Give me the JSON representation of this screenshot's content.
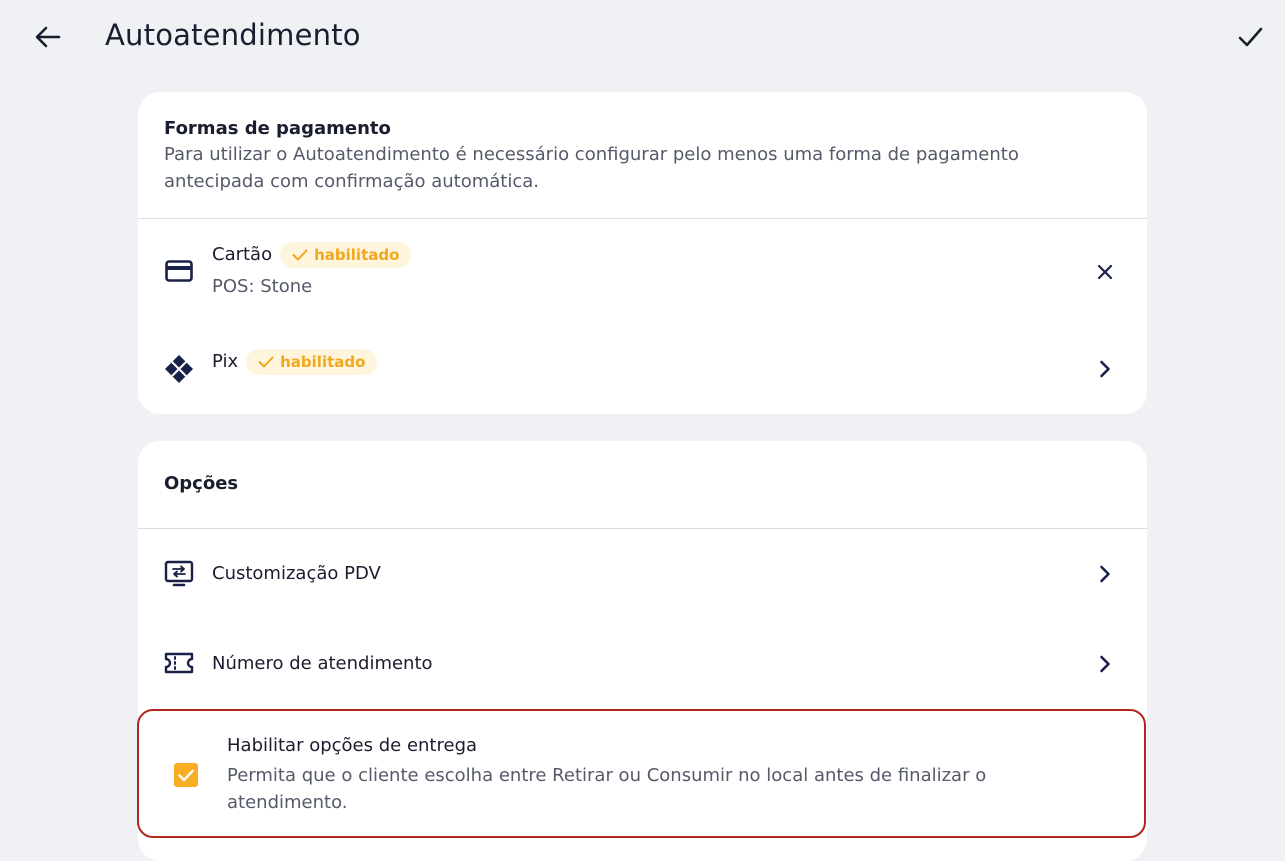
{
  "header": {
    "title": "Autoatendimento"
  },
  "payment": {
    "title": "Formas de pagamento",
    "subtitle": "Para utilizar o Autoatendimento é necessário configurar pelo menos uma forma de pagamento antecipada com confirmação automática.",
    "methods": [
      {
        "label": "Cartão",
        "badge": "habilitado",
        "detail": "POS: Stone",
        "icon": "credit-card-icon",
        "action": "close-icon"
      },
      {
        "label": "Pix",
        "badge": "habilitado",
        "icon": "pix-icon",
        "action": "chevron-right-icon"
      }
    ]
  },
  "options": {
    "title": "Opções",
    "items": [
      {
        "label": "Customização PDV",
        "icon": "pos-terminal-icon"
      },
      {
        "label": "Número de atendimento",
        "icon": "ticket-icon"
      }
    ],
    "delivery": {
      "title": "Habilitar opções de entrega",
      "description": "Permita que o cliente escolha entre Retirar ou Consumir no local antes de finalizar o atendimento.",
      "checked": true
    }
  },
  "colors": {
    "background": "#f0f1f5",
    "card": "#ffffff",
    "text": "#1a1d2e",
    "muted": "#555a6a",
    "badge_bg": "#fff4dc",
    "badge_text": "#f2a81d",
    "checkbox": "#f8ae24",
    "highlight_border": "#b3251f"
  }
}
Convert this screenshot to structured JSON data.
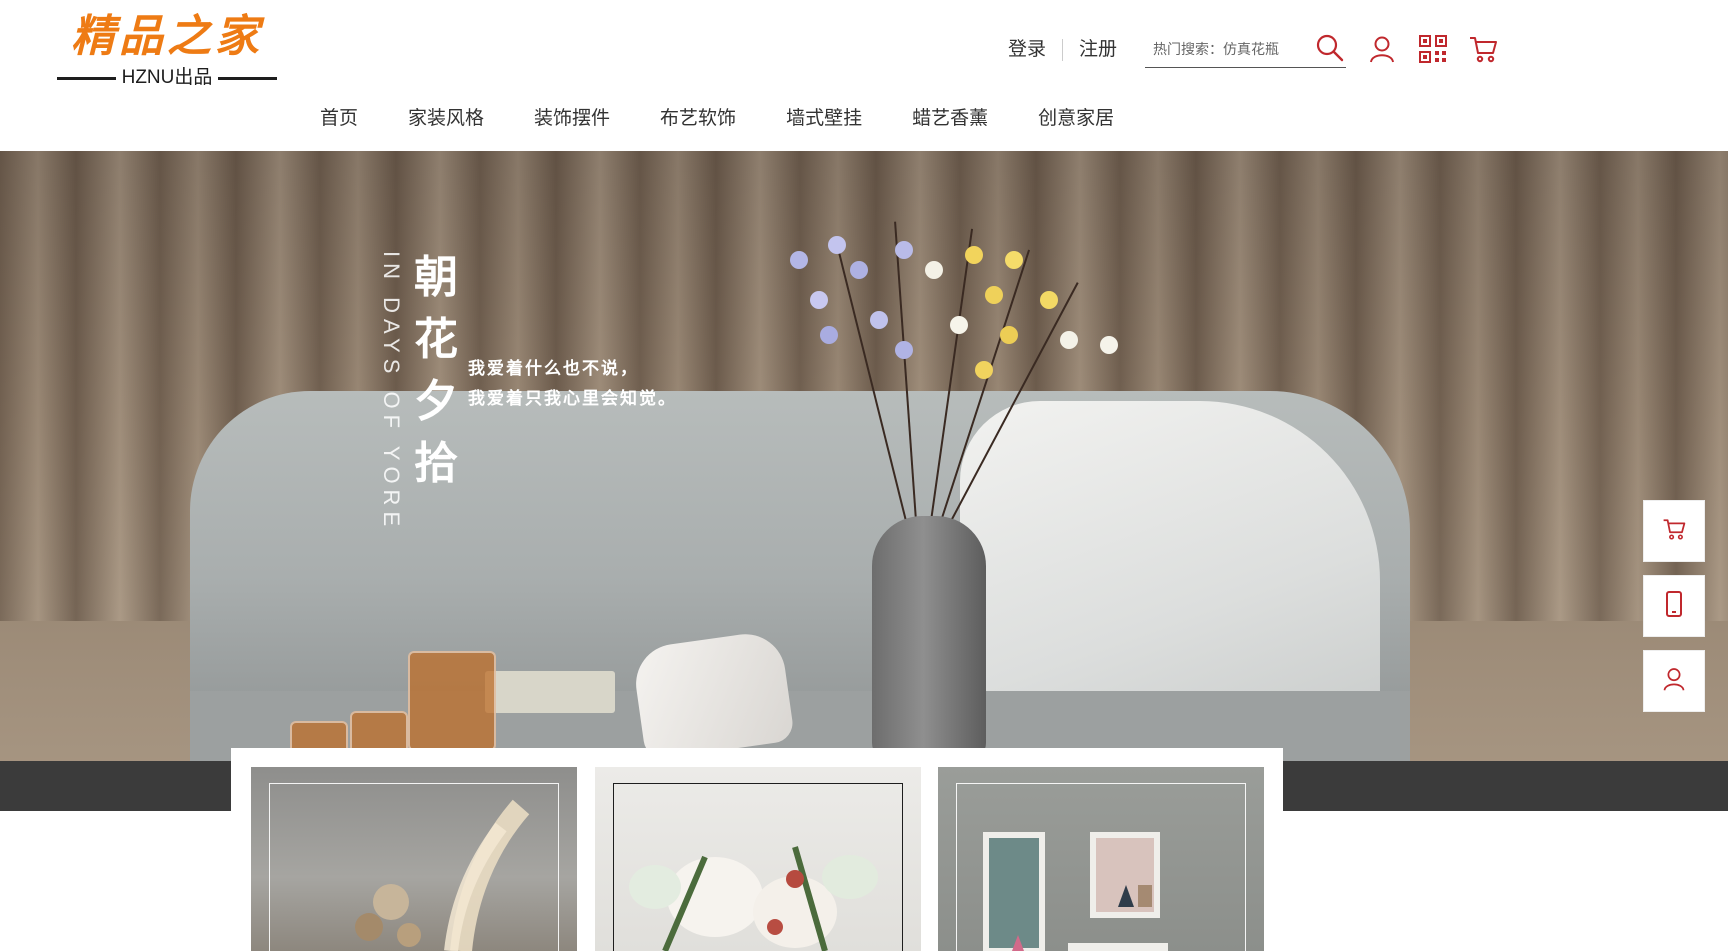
{
  "logo": {
    "title": "精品之家",
    "subtitle": "HZNU出品"
  },
  "header": {
    "login_label": "登录",
    "register_label": "注册",
    "search": {
      "placeholder": "热门搜索：仿真花瓶"
    }
  },
  "nav": {
    "items": [
      {
        "label": "首页"
      },
      {
        "label": "家装风格"
      },
      {
        "label": "装饰摆件"
      },
      {
        "label": "布艺软饰"
      },
      {
        "label": "墙式壁挂"
      },
      {
        "label": "蜡艺香薰"
      },
      {
        "label": "创意家居"
      }
    ]
  },
  "banner": {
    "title_chars": [
      "朝",
      "花",
      "夕",
      "拾"
    ],
    "title_en": "IN DAYS OF YORE",
    "line1": "我爱着什么也不说，",
    "line2": "我爱着只我心里会知觉。"
  },
  "icons": {
    "search": "search-icon",
    "user": "user-icon",
    "qr": "qr-code-icon",
    "cart": "cart-icon",
    "phone": "mobile-phone-icon"
  },
  "colors": {
    "brand_orange": "#ee7b14",
    "accent_red": "#c0282d",
    "text": "#333333"
  }
}
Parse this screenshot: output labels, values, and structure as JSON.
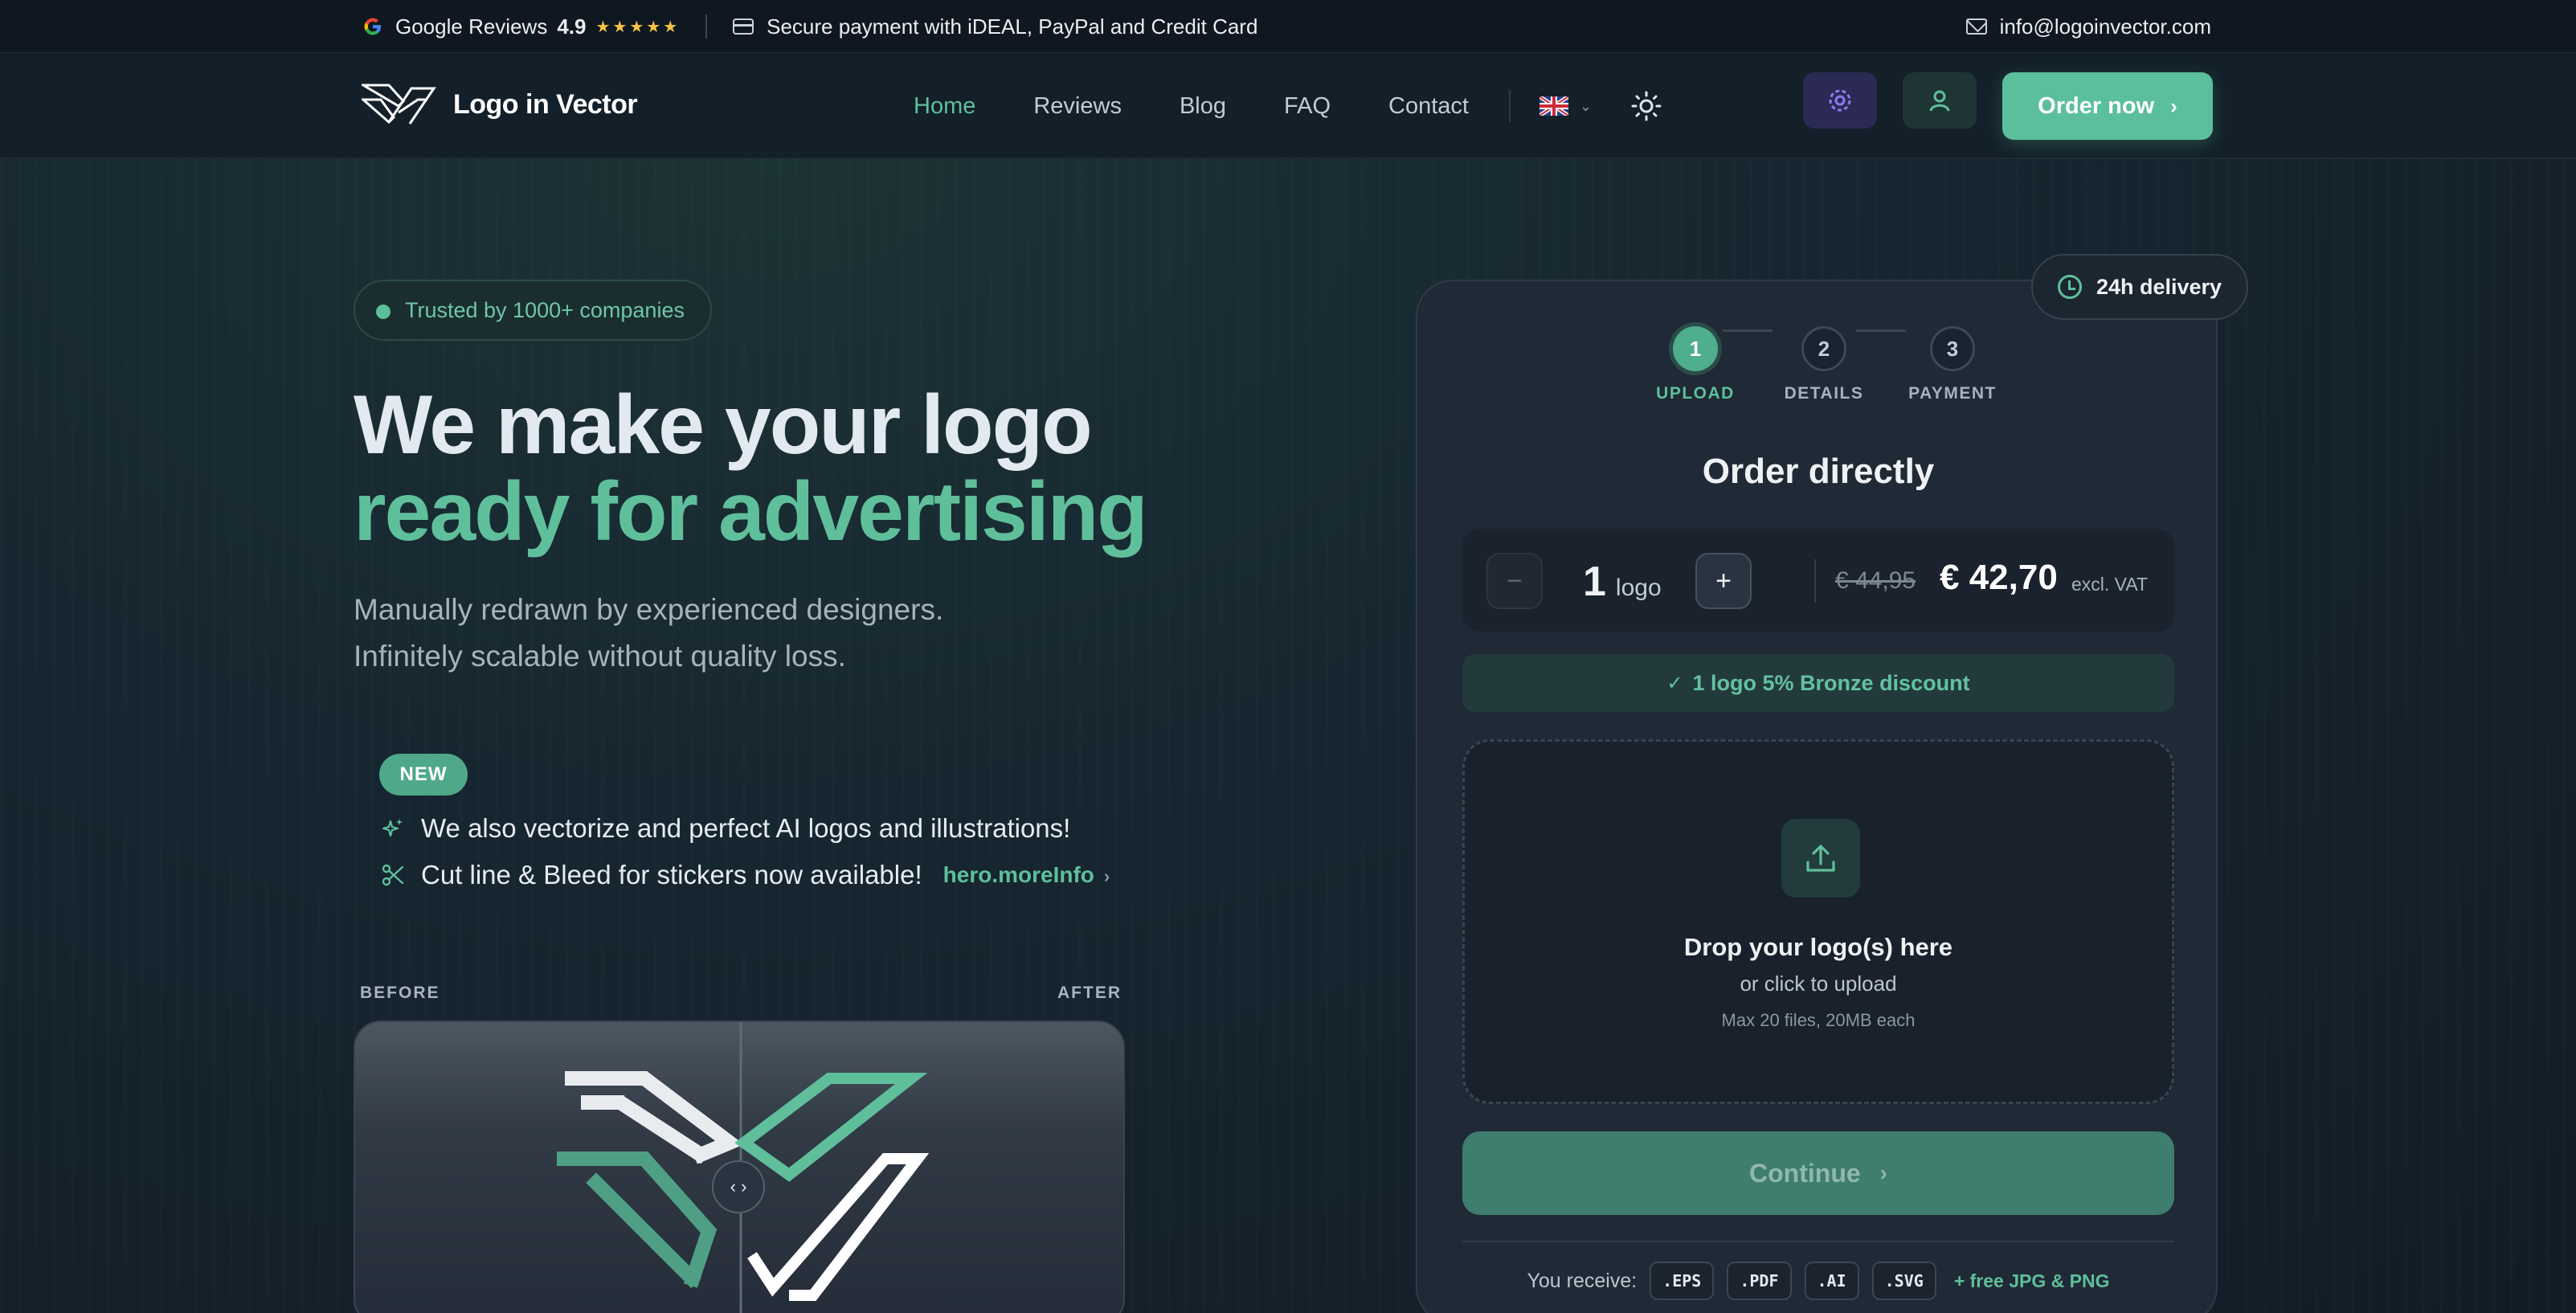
{
  "topbar": {
    "reviews_label": "Google Reviews",
    "rating": "4.9",
    "stars": "★★★★★",
    "payment_text": "Secure payment with iDEAL, PayPal and Credit Card",
    "email": "info@logoinvector.com"
  },
  "nav": {
    "brand": "Logo in Vector",
    "links": [
      "Home",
      "Reviews",
      "Blog",
      "FAQ",
      "Contact"
    ],
    "active_link": "Home",
    "order_button": "Order now"
  },
  "hero": {
    "trust_badge": "Trusted by 1000+ companies",
    "headline_1": "We make your logo",
    "headline_2": "ready for advertising",
    "subline_1": "Manually redrawn by experienced designers.",
    "subline_2": "Infinitely scalable without quality loss.",
    "new_badge": "NEW",
    "feature_1": "We also vectorize and perfect AI logos and illustrations!",
    "feature_2": "Cut line & Bleed for stickers now available!",
    "more_info": "hero.moreInfo",
    "before_label": "BEFORE",
    "after_label": "AFTER"
  },
  "order": {
    "delivery_badge": "24h delivery",
    "steps": [
      {
        "number": "1",
        "label": "UPLOAD"
      },
      {
        "number": "2",
        "label": "DETAILS"
      },
      {
        "number": "3",
        "label": "PAYMENT"
      }
    ],
    "active_step": 1,
    "title": "Order directly",
    "quantity": "1",
    "quantity_unit": "logo",
    "minus": "−",
    "plus": "+",
    "price_old": "€ 44,95",
    "price_new": "€ 42,70",
    "price_vat": "excl. VAT",
    "discount": "1 logo 5% Bronze discount",
    "drop_title": "Drop your logo(s) here",
    "drop_sub": "or click to upload",
    "drop_note": "Max 20 files, 20MB each",
    "continue": "Continue",
    "receive_label": "You receive:",
    "formats": [
      ".EPS",
      ".PDF",
      ".AI",
      ".SVG"
    ],
    "free_formats": "+ free JPG & PNG"
  },
  "colors": {
    "accent": "#5fbf9b",
    "background": "#142129",
    "card": "#1f2a36",
    "star": "#f6c445"
  }
}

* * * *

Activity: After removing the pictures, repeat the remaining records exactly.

Solution to this task:
Give me the JSON representation of this screenshot's content.
{
  "header": {
    "title": "Autoatendimento"
  },
  "payment": {
    "title": "Formas de pagamento",
    "subtitle": "Para utilizar o Autoatendimento é necessário configurar pelo menos uma forma de pagamento antecipada com confirmação automática.",
    "methods": [
      {
        "label": "Cartão",
        "badge": "habilitado",
        "detail": "POS: Stone",
        "icon": "credit-card-icon",
        "action": "close-icon"
      },
      {
        "label": "Pix",
        "badge": "habilitado",
        "icon": "pix-icon",
        "action": "chevron-right-icon"
      }
    ]
  },
  "options": {
    "title": "Opções",
    "items": [
      {
        "label": "Customização PDV",
        "icon": "pos-terminal-icon"
      },
      {
        "label": "Número de atendimento",
        "icon": "ticket-icon"
      }
    ],
    "delivery": {
      "title": "Habilitar opções de entrega",
      "description": "Permita que o cliente escolha entre Retirar ou Consumir no local antes de finalizar o atendimento.",
      "checked": true
    }
  },
  "colors": {
    "background": "#f0f1f5",
    "card": "#ffffff",
    "text": "#1a1d2e",
    "muted": "#555a6a",
    "badge_bg": "#fff4dc",
    "badge_text": "#f2a81d",
    "checkbox": "#f8ae24",
    "highlight_border": "#b3251f"
  }
}
Convert this screenshot to structured JSON data.
{
  "logo": {
    "title": "精品之家",
    "subtitle": "HZNU出品"
  },
  "header": {
    "login_label": "登录",
    "register_label": "注册",
    "search": {
      "placeholder": "热门搜索：仿真花瓶"
    }
  },
  "nav": {
    "items": [
      {
        "label": "首页"
      },
      {
        "label": "家装风格"
      },
      {
        "label": "装饰摆件"
      },
      {
        "label": "布艺软饰"
      },
      {
        "label": "墙式壁挂"
      },
      {
        "label": "蜡艺香薰"
      },
      {
        "label": "创意家居"
      }
    ]
  },
  "banner": {
    "title_chars": [
      "朝",
      "花",
      "夕",
      "拾"
    ],
    "title_en": "IN DAYS OF YORE",
    "line1": "我爱着什么也不说，",
    "line2": "我爱着只我心里会知觉。"
  },
  "icons": {
    "search": "search-icon",
    "user": "user-icon",
    "qr": "qr-code-icon",
    "cart": "cart-icon",
    "phone": "mobile-phone-icon"
  },
  "colors": {
    "brand_orange": "#ee7b14",
    "accent_red": "#c0282d",
    "text": "#333333"
  }
}
Parse this screenshot: output labels, values, and structure as JSON.
{
  "topbar": {
    "reviews_label": "Google Reviews",
    "rating": "4.9",
    "stars": "★★★★★",
    "payment_text": "Secure payment with iDEAL, PayPal and Credit Card",
    "email": "info@logoinvector.com"
  },
  "nav": {
    "brand": "Logo in Vector",
    "links": [
      "Home",
      "Reviews",
      "Blog",
      "FAQ",
      "Contact"
    ],
    "active_link": "Home",
    "order_button": "Order now"
  },
  "hero": {
    "trust_badge": "Trusted by 1000+ companies",
    "headline_1": "We make your logo",
    "headline_2": "ready for advertising",
    "subline_1": "Manually redrawn by experienced designers.",
    "subline_2": "Infinitely scalable without quality loss.",
    "new_badge": "NEW",
    "feature_1": "We also vectorize and perfect AI logos and illustrations!",
    "feature_2": "Cut line & Bleed for stickers now available!",
    "more_info": "hero.moreInfo",
    "before_label": "BEFORE",
    "after_label": "AFTER"
  },
  "order": {
    "delivery_badge": "24h delivery",
    "steps": [
      {
        "number": "1",
        "label": "UPLOAD"
      },
      {
        "number": "2",
        "label": "DETAILS"
      },
      {
        "number": "3",
        "label": "PAYMENT"
      }
    ],
    "active_step": 1,
    "title": "Order directly",
    "quantity": "1",
    "quantity_unit": "logo",
    "minus": "−",
    "plus": "+",
    "price_old": "€ 44,95",
    "price_new": "€ 42,70",
    "price_vat": "excl. VAT",
    "discount": "1 logo 5% Bronze discount",
    "drop_title": "Drop your logo(s) here",
    "drop_sub": "or click to upload",
    "drop_note": "Max 20 files, 20MB each",
    "continue": "Continue",
    "receive_label": "You receive:",
    "formats": [
      ".EPS",
      ".PDF",
      ".AI",
      ".SVG"
    ],
    "free_formats": "+ free JPG & PNG"
  },
  "colors": {
    "accent": "#5fbf9b",
    "background": "#142129",
    "card": "#1f2a36",
    "star": "#f6c445"
  }
}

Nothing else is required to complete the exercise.